*** Opening GIVEN ENTRIES ***
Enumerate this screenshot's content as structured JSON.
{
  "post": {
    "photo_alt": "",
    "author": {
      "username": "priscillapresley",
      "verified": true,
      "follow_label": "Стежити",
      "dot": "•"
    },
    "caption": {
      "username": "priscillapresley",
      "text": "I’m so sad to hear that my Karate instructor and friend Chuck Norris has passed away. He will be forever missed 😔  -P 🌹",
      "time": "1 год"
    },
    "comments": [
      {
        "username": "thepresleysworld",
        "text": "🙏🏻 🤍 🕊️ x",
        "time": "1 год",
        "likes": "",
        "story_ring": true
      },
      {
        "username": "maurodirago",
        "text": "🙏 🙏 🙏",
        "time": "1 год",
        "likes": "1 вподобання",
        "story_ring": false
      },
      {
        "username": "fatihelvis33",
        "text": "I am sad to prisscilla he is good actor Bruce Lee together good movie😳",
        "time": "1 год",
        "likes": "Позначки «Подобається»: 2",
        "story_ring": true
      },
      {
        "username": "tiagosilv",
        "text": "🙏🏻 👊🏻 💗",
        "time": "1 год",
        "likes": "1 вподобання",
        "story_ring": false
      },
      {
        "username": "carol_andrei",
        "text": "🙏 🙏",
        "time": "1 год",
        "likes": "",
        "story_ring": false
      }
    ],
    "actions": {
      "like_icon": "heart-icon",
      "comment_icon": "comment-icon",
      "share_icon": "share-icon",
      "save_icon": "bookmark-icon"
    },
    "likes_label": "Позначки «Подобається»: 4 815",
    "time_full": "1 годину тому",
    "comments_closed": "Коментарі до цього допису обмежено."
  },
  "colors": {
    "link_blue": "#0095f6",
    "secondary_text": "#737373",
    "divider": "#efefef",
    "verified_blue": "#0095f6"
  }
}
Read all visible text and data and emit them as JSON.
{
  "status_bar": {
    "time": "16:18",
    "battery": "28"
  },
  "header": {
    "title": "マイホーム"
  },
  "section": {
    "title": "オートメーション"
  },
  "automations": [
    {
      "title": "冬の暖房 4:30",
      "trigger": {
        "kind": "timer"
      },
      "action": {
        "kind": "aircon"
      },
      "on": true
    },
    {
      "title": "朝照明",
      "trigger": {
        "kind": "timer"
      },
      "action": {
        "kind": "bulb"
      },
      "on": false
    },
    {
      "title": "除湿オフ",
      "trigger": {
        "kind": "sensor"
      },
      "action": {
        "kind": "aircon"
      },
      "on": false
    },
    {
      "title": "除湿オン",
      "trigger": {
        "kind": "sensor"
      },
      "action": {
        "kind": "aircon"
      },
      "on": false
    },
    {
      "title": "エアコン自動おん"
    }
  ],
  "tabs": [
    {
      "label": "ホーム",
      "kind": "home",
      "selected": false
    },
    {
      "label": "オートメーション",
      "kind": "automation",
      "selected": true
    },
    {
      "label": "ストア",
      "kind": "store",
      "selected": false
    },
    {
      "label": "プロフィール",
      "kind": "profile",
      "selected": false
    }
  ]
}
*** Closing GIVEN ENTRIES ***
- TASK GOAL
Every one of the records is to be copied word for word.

- FINISHED EXERCISE
Enumerate this screenshot's content as structured JSON.
{
  "post": {
    "photo_alt": "",
    "author": {
      "username": "priscillapresley",
      "verified": true,
      "follow_label": "Стежити",
      "dot": "•"
    },
    "caption": {
      "username": "priscillapresley",
      "text": "I’m so sad to hear that my Karate instructor and friend Chuck Norris has passed away. He will be forever missed 😔  -P 🌹",
      "time": "1 год"
    },
    "comments": [
      {
        "username": "thepresleysworld",
        "text": "🙏🏻 🤍 🕊️ x",
        "time": "1 год",
        "likes": "",
        "story_ring": true
      },
      {
        "username": "maurodirago",
        "text": "🙏 🙏 🙏",
        "time": "1 год",
        "likes": "1 вподобання",
        "story_ring": false
      },
      {
        "username": "fatihelvis33",
        "text": "I am sad to prisscilla he is good actor Bruce Lee together good movie😳",
        "time": "1 год",
        "likes": "Позначки «Подобається»: 2",
        "story_ring": true
      },
      {
        "username": "tiagosilv",
        "text": "🙏🏻 👊🏻 💗",
        "time": "1 год",
        "likes": "1 вподобання",
        "story_ring": false
      },
      {
        "username": "carol_andrei",
        "text": "🙏 🙏",
        "time": "1 год",
        "likes": "",
        "story_ring": false
      }
    ],
    "actions": {
      "like_icon": "heart-icon",
      "comment_icon": "comment-icon",
      "share_icon": "share-icon",
      "save_icon": "bookmark-icon"
    },
    "likes_label": "Позначки «Подобається»: 4 815",
    "time_full": "1 годину тому",
    "comments_closed": "Коментарі до цього допису обмежено."
  },
  "colors": {
    "link_blue": "#0095f6",
    "secondary_text": "#737373",
    "divider": "#efefef",
    "verified_blue": "#0095f6"
  }
}
Read all visible text and data and emit them as JSON.
{
  "status_bar": {
    "time": "16:18",
    "battery": "28"
  },
  "header": {
    "title": "マイホーム"
  },
  "section": {
    "title": "オートメーション"
  },
  "automations": [
    {
      "title": "冬の暖房 4:30",
      "trigger": {
        "kind": "timer"
      },
      "action": {
        "kind": "aircon"
      },
      "on": true
    },
    {
      "title": "朝照明",
      "trigger": {
        "kind": "timer"
      },
      "action": {
        "kind": "bulb"
      },
      "on": false
    },
    {
      "title": "除湿オフ",
      "trigger": {
        "kind": "sensor"
      },
      "action": {
        "kind": "aircon"
      },
      "on": false
    },
    {
      "title": "除湿オン",
      "trigger": {
        "kind": "sensor"
      },
      "action": {
        "kind": "aircon"
      },
      "on": false
    },
    {
      "title": "エアコン自動おん"
    }
  ],
  "tabs": [
    {
      "label": "ホーム",
      "kind": "home",
      "selected": false
    },
    {
      "label": "オートメーション",
      "kind": "automation",
      "selected": true
    },
    {
      "label": "ストア",
      "kind": "store",
      "selected": false
    },
    {
      "label": "プロフィール",
      "kind": "profile",
      "selected": false
    }
  ]
}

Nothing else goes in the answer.